Number one: Travel in packs. Do not spread out over the playing area (in this case half of a basketball court). Rather, run as closely to the other players as possible and cling to them when you feel you are falling behind. In most cases, the ball is moving in a circular orbit around the centre of the pitch so it is fine to be the last one in the line because soon the ball will come back to you.
Number two: When the ball bounces and it goes over your head, which is to be expected since heads are hardly a metre above the ground, wave your hands up to stop the ball like you would bat a balloon. Preferably do this with a number of other players so that your strength is combined and you can hold the ball above your heads together as you run around in circles.
Number three: Score whenever you can. The ball must enter the miniature goal. It does not really matter if it is your team's or the other team's because the people on the sides of the pitch will cheer regardless and you will be able to do a victory wiggle-dance and your friends in the stands will make a noise on their vuvuzelas.
Number four: Shaking hands is overrated.
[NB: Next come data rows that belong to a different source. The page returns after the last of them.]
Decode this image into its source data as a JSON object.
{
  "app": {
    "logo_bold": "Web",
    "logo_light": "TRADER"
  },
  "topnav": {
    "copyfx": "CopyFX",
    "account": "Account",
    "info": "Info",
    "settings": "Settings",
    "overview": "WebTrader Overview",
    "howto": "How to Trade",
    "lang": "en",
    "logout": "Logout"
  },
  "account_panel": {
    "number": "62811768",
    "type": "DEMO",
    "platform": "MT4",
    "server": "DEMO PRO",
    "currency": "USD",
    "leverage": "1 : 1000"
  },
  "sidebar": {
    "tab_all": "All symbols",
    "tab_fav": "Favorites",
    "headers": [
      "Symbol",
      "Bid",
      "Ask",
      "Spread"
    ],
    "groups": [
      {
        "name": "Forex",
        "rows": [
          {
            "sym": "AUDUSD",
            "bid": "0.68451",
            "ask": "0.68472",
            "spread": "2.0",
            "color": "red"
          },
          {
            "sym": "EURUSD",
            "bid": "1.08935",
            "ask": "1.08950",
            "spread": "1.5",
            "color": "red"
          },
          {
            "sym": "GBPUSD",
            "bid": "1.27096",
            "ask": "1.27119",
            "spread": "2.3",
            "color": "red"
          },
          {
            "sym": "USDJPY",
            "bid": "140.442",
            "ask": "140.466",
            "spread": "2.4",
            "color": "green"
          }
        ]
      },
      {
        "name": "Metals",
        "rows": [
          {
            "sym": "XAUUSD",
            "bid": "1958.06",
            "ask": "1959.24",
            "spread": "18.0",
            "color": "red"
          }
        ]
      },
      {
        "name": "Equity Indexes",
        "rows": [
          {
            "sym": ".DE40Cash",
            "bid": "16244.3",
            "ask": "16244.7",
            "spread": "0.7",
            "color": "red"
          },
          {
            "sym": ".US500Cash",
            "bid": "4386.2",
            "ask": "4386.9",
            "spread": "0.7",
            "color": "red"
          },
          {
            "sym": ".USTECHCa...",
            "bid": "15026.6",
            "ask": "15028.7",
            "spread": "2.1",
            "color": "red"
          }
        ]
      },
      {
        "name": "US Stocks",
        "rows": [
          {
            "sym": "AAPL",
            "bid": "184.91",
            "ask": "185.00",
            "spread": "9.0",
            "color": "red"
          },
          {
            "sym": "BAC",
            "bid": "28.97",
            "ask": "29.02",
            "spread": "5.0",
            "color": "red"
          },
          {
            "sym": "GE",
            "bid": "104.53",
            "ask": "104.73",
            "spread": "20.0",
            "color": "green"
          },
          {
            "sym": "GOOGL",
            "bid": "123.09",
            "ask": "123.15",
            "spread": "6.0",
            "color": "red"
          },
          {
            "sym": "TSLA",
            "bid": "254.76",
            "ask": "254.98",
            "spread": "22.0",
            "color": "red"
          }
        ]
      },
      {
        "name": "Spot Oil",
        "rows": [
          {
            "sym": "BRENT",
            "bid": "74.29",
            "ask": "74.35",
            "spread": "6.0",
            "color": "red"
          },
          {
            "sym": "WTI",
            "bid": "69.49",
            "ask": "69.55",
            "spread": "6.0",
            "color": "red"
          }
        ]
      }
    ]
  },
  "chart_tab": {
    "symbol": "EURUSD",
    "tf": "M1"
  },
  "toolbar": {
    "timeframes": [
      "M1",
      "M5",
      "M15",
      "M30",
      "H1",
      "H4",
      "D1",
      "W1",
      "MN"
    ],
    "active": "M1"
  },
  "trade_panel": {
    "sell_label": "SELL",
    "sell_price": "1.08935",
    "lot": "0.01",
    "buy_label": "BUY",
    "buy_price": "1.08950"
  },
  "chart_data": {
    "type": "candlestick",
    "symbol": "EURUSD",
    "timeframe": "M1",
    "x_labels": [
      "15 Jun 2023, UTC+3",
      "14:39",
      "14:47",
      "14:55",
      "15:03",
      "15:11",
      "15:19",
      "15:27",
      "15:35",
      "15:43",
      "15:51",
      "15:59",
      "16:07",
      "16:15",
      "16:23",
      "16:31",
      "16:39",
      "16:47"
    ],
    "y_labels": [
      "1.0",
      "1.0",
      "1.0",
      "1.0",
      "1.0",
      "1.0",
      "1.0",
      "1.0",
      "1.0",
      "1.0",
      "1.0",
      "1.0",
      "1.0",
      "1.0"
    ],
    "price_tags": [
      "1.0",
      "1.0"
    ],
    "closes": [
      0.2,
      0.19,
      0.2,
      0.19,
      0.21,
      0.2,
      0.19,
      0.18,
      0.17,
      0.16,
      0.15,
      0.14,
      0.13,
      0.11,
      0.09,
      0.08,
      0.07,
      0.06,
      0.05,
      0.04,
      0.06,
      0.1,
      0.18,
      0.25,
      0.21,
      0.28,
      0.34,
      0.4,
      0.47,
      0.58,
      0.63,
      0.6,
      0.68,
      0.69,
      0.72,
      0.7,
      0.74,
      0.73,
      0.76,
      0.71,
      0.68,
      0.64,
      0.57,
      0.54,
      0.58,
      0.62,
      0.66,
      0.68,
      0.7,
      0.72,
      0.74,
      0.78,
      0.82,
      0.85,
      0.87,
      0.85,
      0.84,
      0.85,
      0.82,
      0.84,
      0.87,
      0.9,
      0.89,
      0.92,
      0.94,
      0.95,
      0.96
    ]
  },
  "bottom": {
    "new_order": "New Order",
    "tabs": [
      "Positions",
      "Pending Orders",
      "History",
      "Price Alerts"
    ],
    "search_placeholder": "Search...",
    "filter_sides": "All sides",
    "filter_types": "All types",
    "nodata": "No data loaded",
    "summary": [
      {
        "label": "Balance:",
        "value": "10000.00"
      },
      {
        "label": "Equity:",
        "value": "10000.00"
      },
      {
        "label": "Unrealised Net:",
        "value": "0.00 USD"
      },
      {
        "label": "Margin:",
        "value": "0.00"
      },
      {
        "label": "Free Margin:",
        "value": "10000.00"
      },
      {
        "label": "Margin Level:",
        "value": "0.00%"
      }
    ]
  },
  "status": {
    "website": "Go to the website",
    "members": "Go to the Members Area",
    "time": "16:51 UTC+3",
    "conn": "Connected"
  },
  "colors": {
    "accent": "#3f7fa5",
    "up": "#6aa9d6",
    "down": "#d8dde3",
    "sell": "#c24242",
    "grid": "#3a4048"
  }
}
It is much better to hug and pat the other players. This can be done at any time of the game and is allowed to interfere with the normal course of play. The ball will still be there when the hugging and patting ceremonies are completed.
Number five: Follow the ball at all costs. It does not matter if the ball has escaped the bounds of the pitch, this does not mean that play must cease. If it goes under a spectator's chair you must feel free to play between the spectator's legs, alternately, you can ask for the the spectator to assist. Momentum must be maintained at all times, so there is no need to stop if the ball has been momentarily lost. Continue running and bouncing around the other players until the ball is found and reenters play.
Number six: Distractions are welcome. Should a fun song start playing over the PA system, it is fine to abandon the ball and dance (even if you are the only one on the pitch doing so). It is better to do this with a friend so that you can hold hands and swing around and dance together. Do not worry if the rest of the players run the ball into your path; they will play around you and might join in before returning to the ball.
Number seven: The game does not start still you start playing. If the ref throws the ball down but you are not ready or do not know what to do, just stand around until you are confident. Eventually something will click and you'll realise you must run after the ball, and then you must go go go. But before then, you won't be in anyone's way and are bothering no one, so just relax and stare off into space for inspiration.
My director and I sat for an hour, transfixed, as one team after the other tumbled down the stands and over each other onto the pitch. They fell, they rolled, they ran with their hands waving in the hair and followed instructions like only a troupe of kiddies can. It was ah-sum.